Update (2009.03.27): Portal File System (PFS) was renamed to Sense/Net Content Repository (SNCR) in Sense/Net 6.0 Beta 3
In the Java world there is a common interface specification for storing content, the java content repository (JSR-170). A content repository is a kind of object database specially made to store, retrieve and search hierarchical data. In the Microsoft .Net environment so far we had only one de facto standard, the SharePoint Data Store, a proprietary, closed source system. To alleviate this problem Portal File System, the content repository of Sense/Net 6.0 was born. It is a .Net based, open source content storage system, the foundation we build our applications on.
One may ask why do Enterprise Content Management (ECM) systems need specialized storage systems, and why don’t they use general purpose ORM tools (NHibernate, Gentle.Net, etc) or the file system.
The reason is simple. ECM systems have many characteristics and requirements in common. They:
- store documents with metadata in a tree structure,
- provide granular access control to content,
- offer services to search and filter large amount of content,
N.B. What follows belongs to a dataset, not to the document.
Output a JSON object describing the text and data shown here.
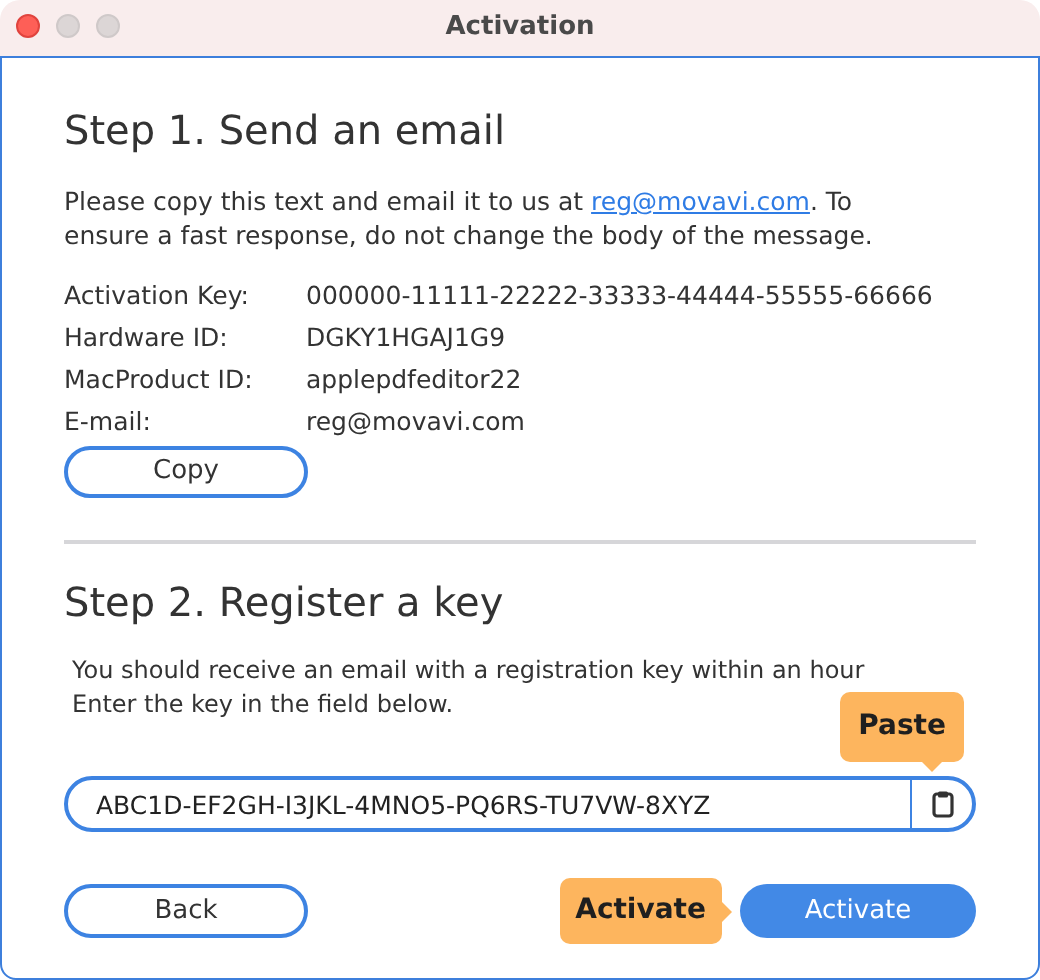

- solve versioning of content, and the list could be much longer.
For a list of services offered by Portal File System check out a previous post of my colleague.
These services require the capability from the storage system to define constraints on the stored information. As a result the file system of the operating system is ruled out.
In a typical EMC system there are hundreds of different content types, forms, lists, etc. An ORM tool would create hundreds of different tables for these “different” objects. Filtering through them would be very slow. (Imagine this situation: Dear ECM System, show me the contracts and ISO documents that I have permissions for and that were approved by the head of the Financial Department between 2006 and 2007. I can wait, I’ll have a coffee break anyway.) ORM tools are ruled out too.
So we arrive to the realm of specialized content repositories. When we started to work on Sense/Net Portal Engine TNG, we already had several years of experience with Object Store, our previous content repository. It was the building block of Sense/Net Portal Engine 5.5 and had very similar capabilities to the Data Store of Microsoft SharePoint Server 2003. With PFS we tried to improve on the previous version.
The main areas we concentrated on are:
- a general query interface with the possibility of complex queries (e.g. show me the documents that were created by the subordinates of the director of a department),
- database provider model (PFS is database independent through providers, currently it works with Microsoft SQL Server 2005 and newer, but Oracle support it almost done as well, later we will also create a MySQL version)
- unlimited number of properties for content types, lists (the database and the database provider sets the limit actually)
- speed and efficiency improvements.
We have written extensive tests for PFS, anyone who is willing to can create other providers for any database.